(Dataset excerpts begins)
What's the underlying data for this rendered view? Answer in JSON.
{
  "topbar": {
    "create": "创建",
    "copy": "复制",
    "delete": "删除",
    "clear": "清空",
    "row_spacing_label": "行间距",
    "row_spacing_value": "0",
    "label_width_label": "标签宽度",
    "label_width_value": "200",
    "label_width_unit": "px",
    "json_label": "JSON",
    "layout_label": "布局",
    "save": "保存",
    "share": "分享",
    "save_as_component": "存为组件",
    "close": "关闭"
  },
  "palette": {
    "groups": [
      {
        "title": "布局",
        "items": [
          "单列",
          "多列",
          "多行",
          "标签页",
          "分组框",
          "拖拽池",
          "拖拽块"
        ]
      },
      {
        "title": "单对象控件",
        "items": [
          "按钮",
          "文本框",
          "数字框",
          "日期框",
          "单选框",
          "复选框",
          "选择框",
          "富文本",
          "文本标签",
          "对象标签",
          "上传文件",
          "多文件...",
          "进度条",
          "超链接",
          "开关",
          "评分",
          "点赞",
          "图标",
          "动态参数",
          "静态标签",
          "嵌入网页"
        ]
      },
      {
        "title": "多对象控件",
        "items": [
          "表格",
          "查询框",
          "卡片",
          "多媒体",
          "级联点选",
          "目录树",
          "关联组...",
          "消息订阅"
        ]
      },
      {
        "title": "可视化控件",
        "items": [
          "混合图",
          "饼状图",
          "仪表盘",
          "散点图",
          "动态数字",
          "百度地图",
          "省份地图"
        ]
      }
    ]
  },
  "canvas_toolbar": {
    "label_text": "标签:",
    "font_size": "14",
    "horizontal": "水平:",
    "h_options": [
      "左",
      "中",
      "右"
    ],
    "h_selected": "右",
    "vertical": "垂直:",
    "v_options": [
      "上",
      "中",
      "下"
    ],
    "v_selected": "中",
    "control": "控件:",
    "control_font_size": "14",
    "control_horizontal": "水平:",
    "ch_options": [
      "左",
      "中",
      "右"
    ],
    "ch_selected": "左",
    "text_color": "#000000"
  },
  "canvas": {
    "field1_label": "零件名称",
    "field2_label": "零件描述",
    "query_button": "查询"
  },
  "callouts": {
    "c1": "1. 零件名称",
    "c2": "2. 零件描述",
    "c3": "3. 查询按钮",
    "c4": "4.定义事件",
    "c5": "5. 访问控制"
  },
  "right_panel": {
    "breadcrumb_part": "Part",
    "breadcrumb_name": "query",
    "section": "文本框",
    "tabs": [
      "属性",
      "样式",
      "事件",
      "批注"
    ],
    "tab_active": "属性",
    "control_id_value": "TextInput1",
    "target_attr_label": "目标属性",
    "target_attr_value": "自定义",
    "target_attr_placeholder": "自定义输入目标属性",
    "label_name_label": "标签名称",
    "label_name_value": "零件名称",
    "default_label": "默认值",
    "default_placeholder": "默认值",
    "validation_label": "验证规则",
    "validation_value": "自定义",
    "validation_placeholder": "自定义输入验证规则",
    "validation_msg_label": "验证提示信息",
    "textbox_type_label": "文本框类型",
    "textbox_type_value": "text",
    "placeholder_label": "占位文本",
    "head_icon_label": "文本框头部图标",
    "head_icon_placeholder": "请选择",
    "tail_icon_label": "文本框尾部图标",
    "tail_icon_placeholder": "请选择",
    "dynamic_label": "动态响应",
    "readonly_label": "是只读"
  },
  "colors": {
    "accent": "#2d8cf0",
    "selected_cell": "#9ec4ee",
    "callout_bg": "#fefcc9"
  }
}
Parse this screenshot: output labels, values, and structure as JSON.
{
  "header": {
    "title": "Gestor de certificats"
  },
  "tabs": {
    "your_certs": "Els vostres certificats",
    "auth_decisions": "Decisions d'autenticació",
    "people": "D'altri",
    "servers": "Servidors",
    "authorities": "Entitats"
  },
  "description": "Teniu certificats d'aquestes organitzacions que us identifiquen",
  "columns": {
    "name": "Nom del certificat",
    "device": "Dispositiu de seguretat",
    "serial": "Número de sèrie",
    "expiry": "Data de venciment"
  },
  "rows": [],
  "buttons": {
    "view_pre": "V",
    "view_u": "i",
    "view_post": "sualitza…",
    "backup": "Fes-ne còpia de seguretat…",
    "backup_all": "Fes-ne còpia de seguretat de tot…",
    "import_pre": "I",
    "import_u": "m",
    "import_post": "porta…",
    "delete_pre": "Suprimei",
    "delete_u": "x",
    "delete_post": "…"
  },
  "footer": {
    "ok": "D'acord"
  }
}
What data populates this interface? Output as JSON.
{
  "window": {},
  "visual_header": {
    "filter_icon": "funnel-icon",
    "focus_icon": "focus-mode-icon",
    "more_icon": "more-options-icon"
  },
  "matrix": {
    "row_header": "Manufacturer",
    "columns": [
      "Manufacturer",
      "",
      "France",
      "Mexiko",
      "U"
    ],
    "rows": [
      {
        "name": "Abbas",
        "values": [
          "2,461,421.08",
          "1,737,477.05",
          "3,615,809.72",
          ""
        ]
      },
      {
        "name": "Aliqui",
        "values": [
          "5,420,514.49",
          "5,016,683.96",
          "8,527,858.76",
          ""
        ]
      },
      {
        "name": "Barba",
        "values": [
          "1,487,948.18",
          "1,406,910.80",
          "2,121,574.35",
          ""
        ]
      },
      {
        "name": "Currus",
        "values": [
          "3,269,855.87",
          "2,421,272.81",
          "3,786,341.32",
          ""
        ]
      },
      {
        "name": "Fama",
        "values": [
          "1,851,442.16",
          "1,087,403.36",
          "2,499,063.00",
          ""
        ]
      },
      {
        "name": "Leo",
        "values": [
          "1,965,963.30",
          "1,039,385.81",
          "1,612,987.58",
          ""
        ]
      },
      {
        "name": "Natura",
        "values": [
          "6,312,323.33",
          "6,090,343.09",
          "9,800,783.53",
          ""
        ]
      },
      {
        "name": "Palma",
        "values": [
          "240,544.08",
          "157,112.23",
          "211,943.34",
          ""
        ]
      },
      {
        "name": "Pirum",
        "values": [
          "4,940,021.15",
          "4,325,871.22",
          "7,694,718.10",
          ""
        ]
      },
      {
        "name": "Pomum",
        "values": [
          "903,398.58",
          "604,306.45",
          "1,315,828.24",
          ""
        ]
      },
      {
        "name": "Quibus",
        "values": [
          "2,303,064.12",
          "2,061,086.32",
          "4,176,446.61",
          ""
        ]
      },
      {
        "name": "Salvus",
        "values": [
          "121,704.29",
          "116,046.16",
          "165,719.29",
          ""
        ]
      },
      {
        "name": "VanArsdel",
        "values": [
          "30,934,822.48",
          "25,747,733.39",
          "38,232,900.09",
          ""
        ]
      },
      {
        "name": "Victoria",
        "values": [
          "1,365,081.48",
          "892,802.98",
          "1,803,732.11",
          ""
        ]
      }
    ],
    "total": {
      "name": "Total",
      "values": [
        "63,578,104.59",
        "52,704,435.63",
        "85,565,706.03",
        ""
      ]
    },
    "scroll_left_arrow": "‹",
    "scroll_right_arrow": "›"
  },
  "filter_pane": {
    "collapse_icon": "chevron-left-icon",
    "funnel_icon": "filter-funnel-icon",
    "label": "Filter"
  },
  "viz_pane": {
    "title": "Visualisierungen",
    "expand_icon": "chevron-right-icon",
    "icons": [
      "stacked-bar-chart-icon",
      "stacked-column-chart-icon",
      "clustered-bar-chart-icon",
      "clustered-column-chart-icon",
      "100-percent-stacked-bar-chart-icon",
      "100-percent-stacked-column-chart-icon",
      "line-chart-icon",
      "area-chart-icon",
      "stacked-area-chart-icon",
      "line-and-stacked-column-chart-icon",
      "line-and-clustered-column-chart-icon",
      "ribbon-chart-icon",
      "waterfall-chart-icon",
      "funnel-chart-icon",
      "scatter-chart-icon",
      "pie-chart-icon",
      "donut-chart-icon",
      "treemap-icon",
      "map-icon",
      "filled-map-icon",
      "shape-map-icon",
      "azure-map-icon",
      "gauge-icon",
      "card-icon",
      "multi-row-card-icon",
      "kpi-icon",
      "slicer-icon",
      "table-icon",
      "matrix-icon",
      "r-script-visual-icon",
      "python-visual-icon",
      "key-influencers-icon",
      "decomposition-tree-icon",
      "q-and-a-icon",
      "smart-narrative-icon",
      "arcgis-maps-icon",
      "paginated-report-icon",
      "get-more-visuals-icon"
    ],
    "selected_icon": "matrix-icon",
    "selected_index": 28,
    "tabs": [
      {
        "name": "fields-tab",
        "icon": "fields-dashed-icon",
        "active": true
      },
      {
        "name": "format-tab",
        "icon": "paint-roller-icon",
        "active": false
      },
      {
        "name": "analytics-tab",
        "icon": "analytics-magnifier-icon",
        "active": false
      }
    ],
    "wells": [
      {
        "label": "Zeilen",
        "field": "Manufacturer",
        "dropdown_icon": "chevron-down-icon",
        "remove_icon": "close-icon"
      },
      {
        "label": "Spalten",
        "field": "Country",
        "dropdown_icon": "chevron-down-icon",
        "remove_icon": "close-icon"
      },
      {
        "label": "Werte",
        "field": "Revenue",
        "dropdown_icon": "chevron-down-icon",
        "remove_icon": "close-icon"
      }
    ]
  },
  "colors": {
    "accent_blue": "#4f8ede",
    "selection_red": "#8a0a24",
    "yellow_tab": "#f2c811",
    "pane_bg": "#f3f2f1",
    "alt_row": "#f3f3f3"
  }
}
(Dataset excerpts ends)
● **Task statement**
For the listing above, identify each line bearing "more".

● **Response to the task**
    "more_icon": "more-options-icon"
      "get-more-visuals-icon"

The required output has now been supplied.